Today is International Mountain Day. Mountains are of immeasurable value in our daily existence. Not only does 15% of the world’s population live in mountainous areas, mountains also contain some 50% of biodiversity hotspots and provide half of humanity with fresh water. At Utrecht University, we do a lot of research on water management in these important mountain areas. Because we are proud of our projects, we highlight three of them through these short videos. Researchers at the Faculty of Geosciences Philip Kraaijenbrink , Arthur Lutz , Fanny Brun and Leo Martin explain their research.
The Asian Water Towers
The high mountain regions of Asia provide an important source of water for the populated downstream areas. In the Pan-Third Pole Environment project Utrecht University works on understanding the large-scale impacts of climate change on the region’s water supply, and on the impacts of socioeconomic development on water demand. In this video researcher Philip Kraaijenbrink explains how large-scale remote sensing and modelling tools are used to do this.
The Indus river basin
The Indus river basin in Asia is one of the most water-stressed regions on our planet. Utrecht University leads SustaIndus; an interdisciplinary science project to support sustainable water management and achieving the UN Sustainable Development Goals for water, food, and energy in this climate change hotspot. In this video researcher Arthur Lutz explains how modeling tools are used to do this.

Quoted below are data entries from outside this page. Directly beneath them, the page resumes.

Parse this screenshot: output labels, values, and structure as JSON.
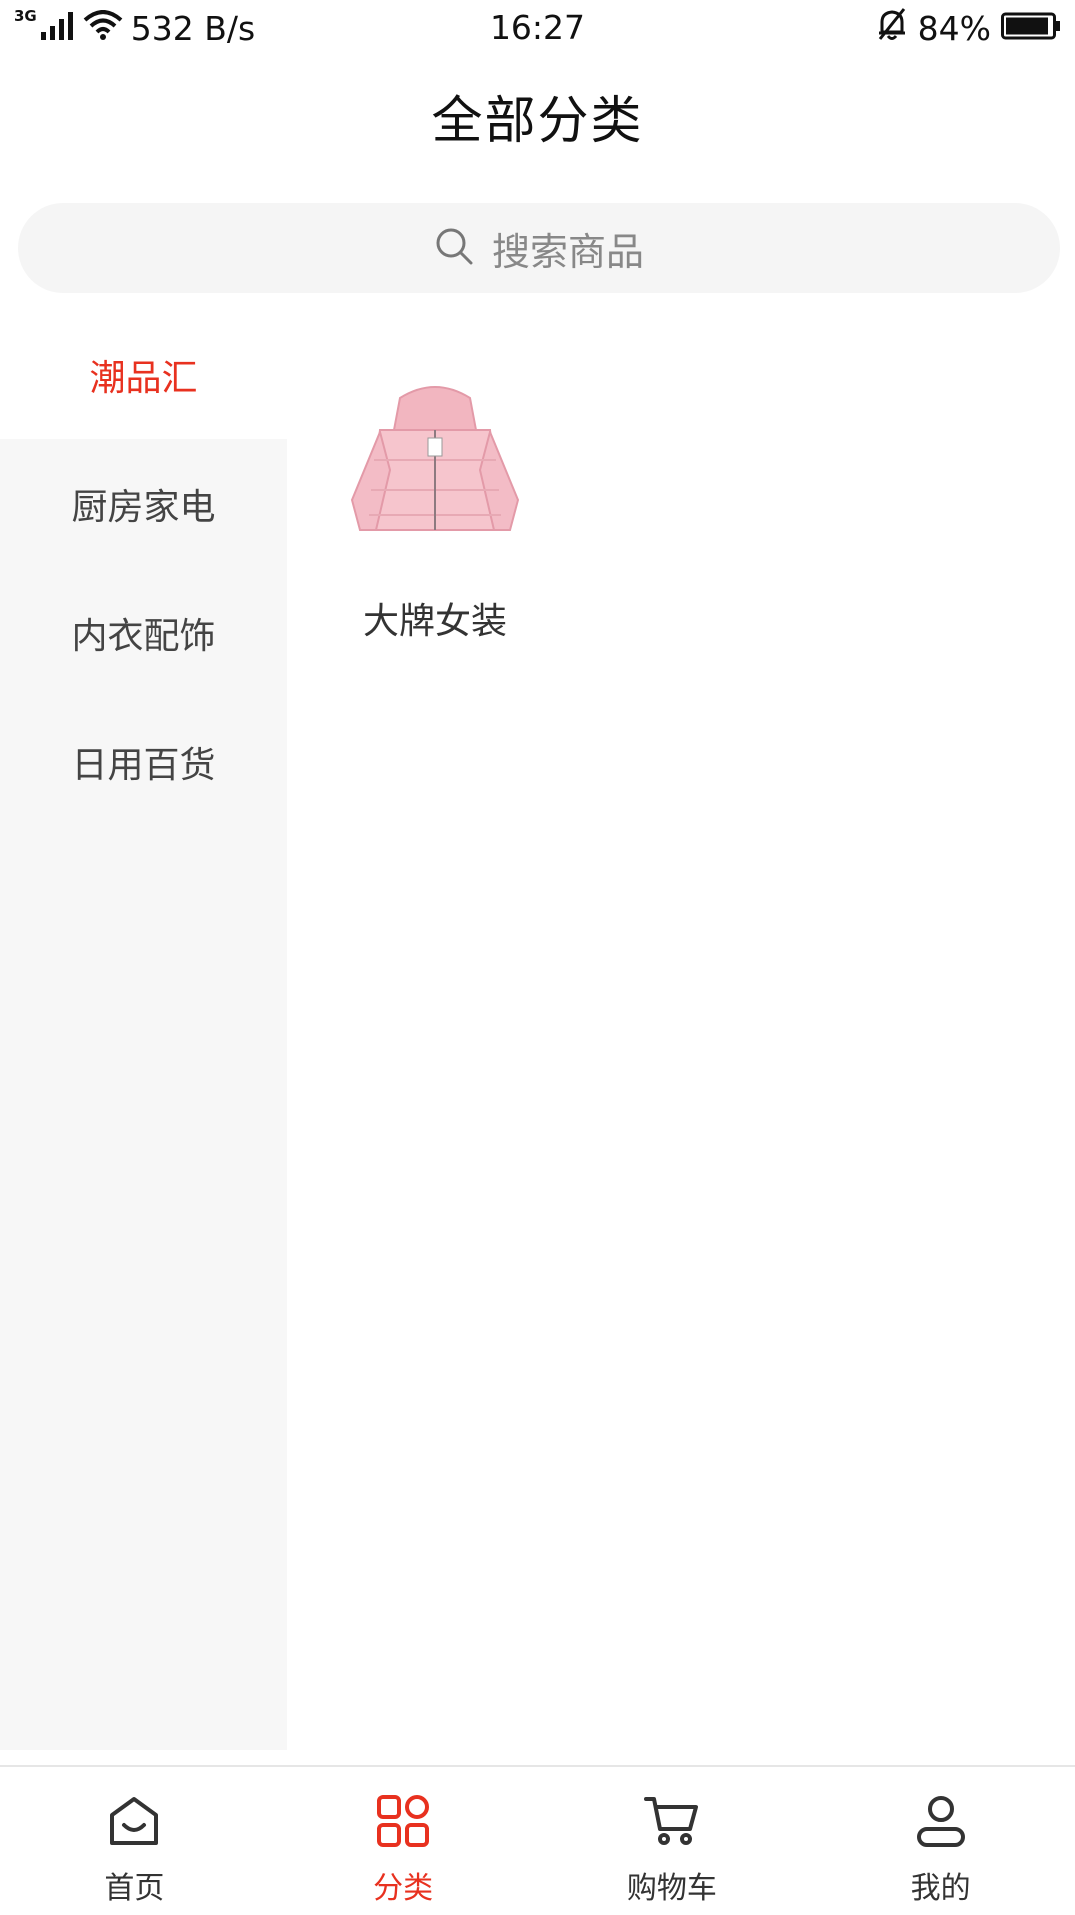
{
  "status_bar": {
    "network_type": "3G",
    "speed": "532 B/s",
    "time": "16:27",
    "battery": "84%"
  },
  "header": {
    "title": "全部分类"
  },
  "search": {
    "placeholder": "搜索商品",
    "icon": "search-icon"
  },
  "sidebar": {
    "items": [
      {
        "label": "潮品汇",
        "active": true
      },
      {
        "label": "厨房家电",
        "active": false
      },
      {
        "label": "内衣配饰",
        "active": false
      },
      {
        "label": "日用百货",
        "active": false
      }
    ]
  },
  "content": {
    "subcategories": [
      {
        "label": "大牌女装",
        "image": "pink-down-jacket"
      }
    ]
  },
  "tabbar": {
    "items": [
      {
        "label": "首页",
        "icon": "home-icon",
        "active": false
      },
      {
        "label": "分类",
        "icon": "category-grid-icon",
        "active": true
      },
      {
        "label": "购物车",
        "icon": "cart-icon",
        "active": false
      },
      {
        "label": "我的",
        "icon": "user-icon",
        "active": false
      }
    ]
  },
  "colors": {
    "accent": "#e8311f",
    "sidebar_bg": "#f7f7f7",
    "search_bg": "#f5f5f5"
  }
}
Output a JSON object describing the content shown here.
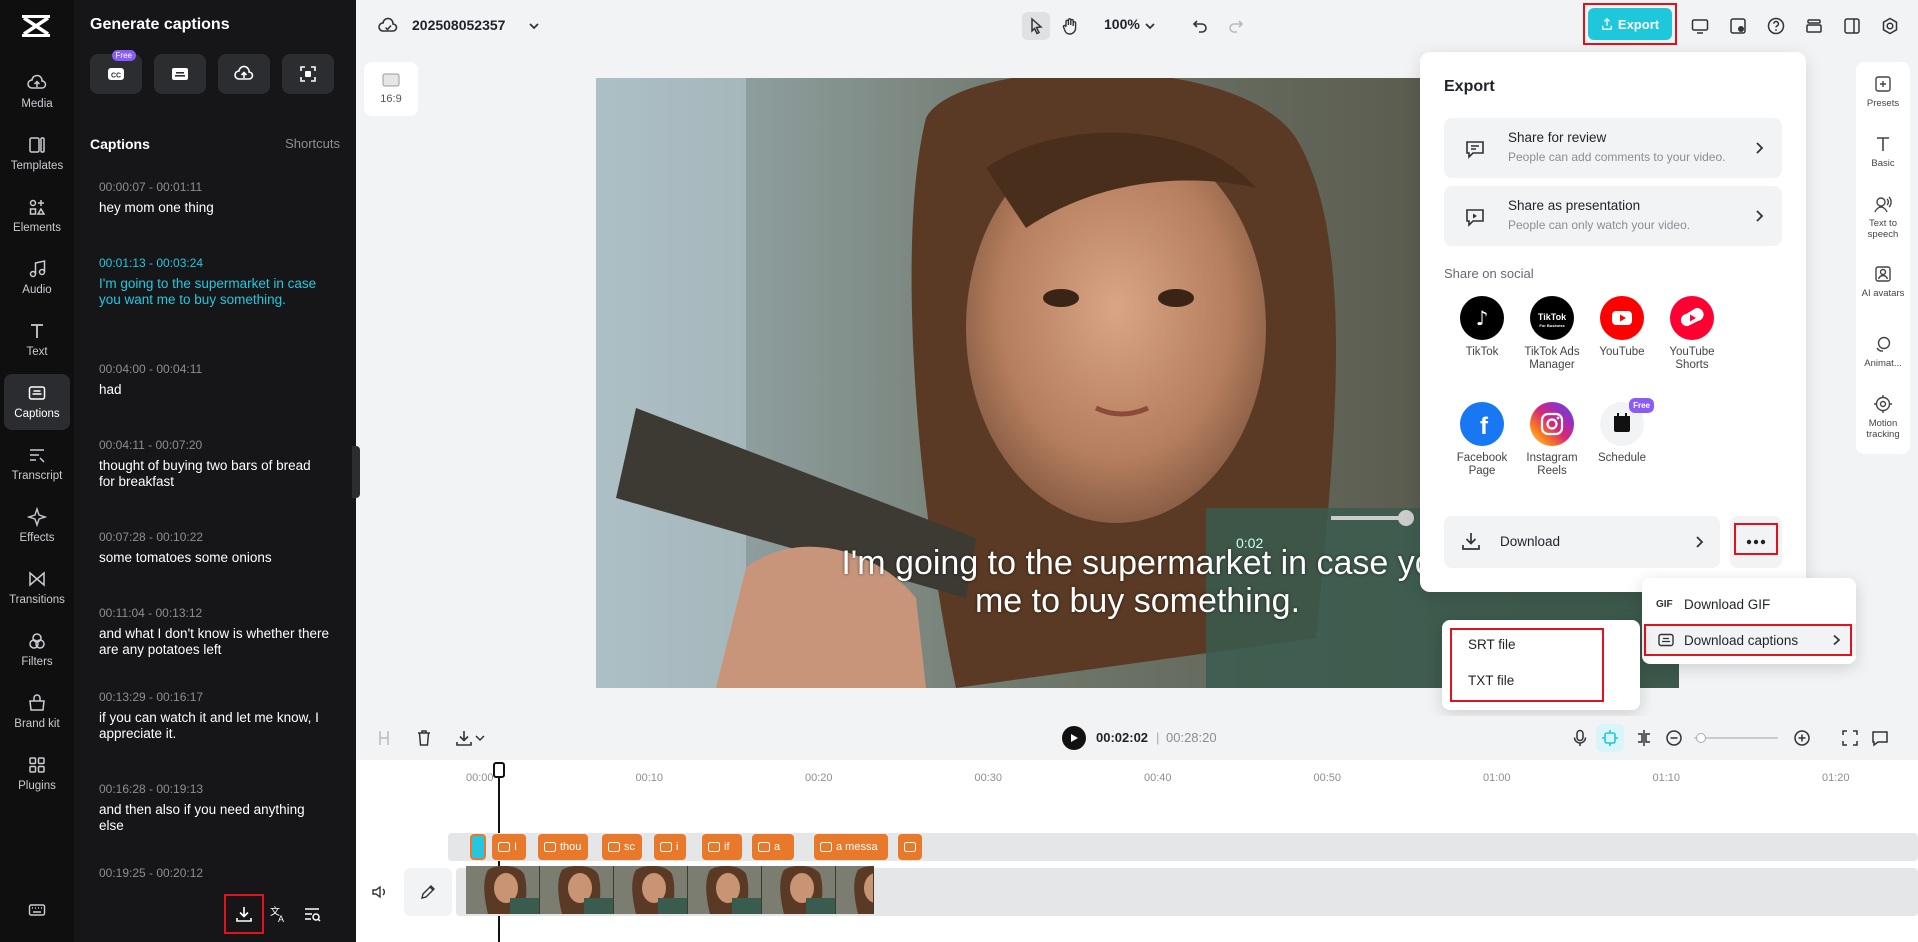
{
  "nav": {
    "items": [
      {
        "label": "Media",
        "icon": "cloud-upload-icon"
      },
      {
        "label": "Templates",
        "icon": "templates-icon"
      },
      {
        "label": "Elements",
        "icon": "elements-icon"
      },
      {
        "label": "Audio",
        "icon": "music-note-icon"
      },
      {
        "label": "Text",
        "icon": "text-icon"
      },
      {
        "label": "Captions",
        "icon": "captions-icon",
        "active": true
      },
      {
        "label": "Transcript",
        "icon": "transcript-icon"
      },
      {
        "label": "Effects",
        "icon": "sparkle-icon"
      },
      {
        "label": "Transitions",
        "icon": "transitions-icon"
      },
      {
        "label": "Filters",
        "icon": "filters-icon"
      },
      {
        "label": "Brand kit",
        "icon": "brand-kit-icon"
      },
      {
        "label": "Plugins",
        "icon": "plugins-icon"
      }
    ]
  },
  "panel": {
    "title": "Generate captions",
    "free_badge": "Free",
    "captions_heading": "Captions",
    "shortcuts": "Shortcuts",
    "captions": [
      {
        "time": "00:00:07 - 00:01:11",
        "text": "hey mom one thing"
      },
      {
        "time": "00:01:13 - 00:03:24",
        "text": "I'm going to the supermarket in case you want me to buy something.",
        "active": true
      },
      {
        "time": "00:04:00 - 00:04:11",
        "text": "had"
      },
      {
        "time": "00:04:11 - 00:07:20",
        "text": "thought of buying two bars of bread for breakfast"
      },
      {
        "time": "00:07:28 - 00:10:22",
        "text": "some tomatoes some onions"
      },
      {
        "time": "00:11:04 - 00:13:12",
        "text": "and what I don't know is whether there are any potatoes left"
      },
      {
        "time": "00:13:29 - 00:16:17",
        "text": "if you can watch it and let me know, I appreciate it."
      },
      {
        "time": "00:16:28 - 00:19:13",
        "text": "and then also if you need anything else"
      },
      {
        "time": "00:19:25 - 00:20:12",
        "text": ""
      }
    ]
  },
  "topbar": {
    "project_name": "202508052357",
    "zoom": "100%",
    "export_label": "Export"
  },
  "canvas": {
    "ratio": "16:9",
    "subtitle_line1": "I'm going to the supermarket in case yo",
    "subtitle_line2": "me to buy something.",
    "overlay_time": "0:02"
  },
  "right_tools": [
    {
      "label": "Presets",
      "icon": "presets-icon"
    },
    {
      "label": "Basic",
      "icon": "text-basic-icon"
    },
    {
      "label": "Text to speech",
      "icon": "text-to-speech-icon"
    },
    {
      "label": "AI avatars",
      "icon": "ai-avatar-icon"
    },
    {
      "label": "Animat...",
      "icon": "animation-icon"
    },
    {
      "label": "Motion tracking",
      "icon": "motion-tracking-icon"
    }
  ],
  "export_panel": {
    "title": "Export",
    "share_review": {
      "title": "Share for review",
      "sub": "People can add comments to your video."
    },
    "share_presentation": {
      "title": "Share as presentation",
      "sub": "People can only watch your video."
    },
    "social_heading": "Share on social",
    "socials": [
      {
        "label": "TikTok",
        "color": "#000000"
      },
      {
        "label": "TikTok Ads Manager",
        "color": "#000000"
      },
      {
        "label": "YouTube",
        "color": "#ff0000"
      },
      {
        "label": "YouTube Shorts",
        "color": "#ff0033"
      },
      {
        "label": "Facebook Page",
        "color": "#1877f2"
      },
      {
        "label": "Instagram Reels",
        "color": "#d62976"
      },
      {
        "label": "Schedule",
        "color": "#f2f3f5"
      }
    ],
    "free_badge": "Free",
    "download_label": "Download"
  },
  "more_menu": {
    "download_gif": "Download GIF",
    "gif_tag": "GIF",
    "download_captions": "Download captions"
  },
  "captions_submenu": {
    "srt": "SRT file",
    "txt": "TXT file"
  },
  "timeline": {
    "current_time": "00:02:02",
    "total_time": "00:28:20",
    "ruler": [
      "00:00",
      "00:10",
      "00:20",
      "00:30",
      "00:40",
      "00:50",
      "01:00",
      "01:10",
      "01:20"
    ],
    "caption_clips": [
      "I",
      "thou",
      "sc",
      "i",
      "if",
      "a",
      "a messa",
      ""
    ]
  },
  "colors": {
    "accent": "#1fc7da",
    "active_caption": "#23c8e0",
    "highlight_box": "#e0121e",
    "caption_clip": "#e8782a"
  }
}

The Tibetan Lakes keep on growing. Most of these lakes are not connected to river systems, which makes scientists wonder why they have been growing. At Utrecht University, a team of scientists explain how they use data analysis to explain the growing lakes. In this video researchers Fanny Brun and Leo Martin explain how they try to answer this question.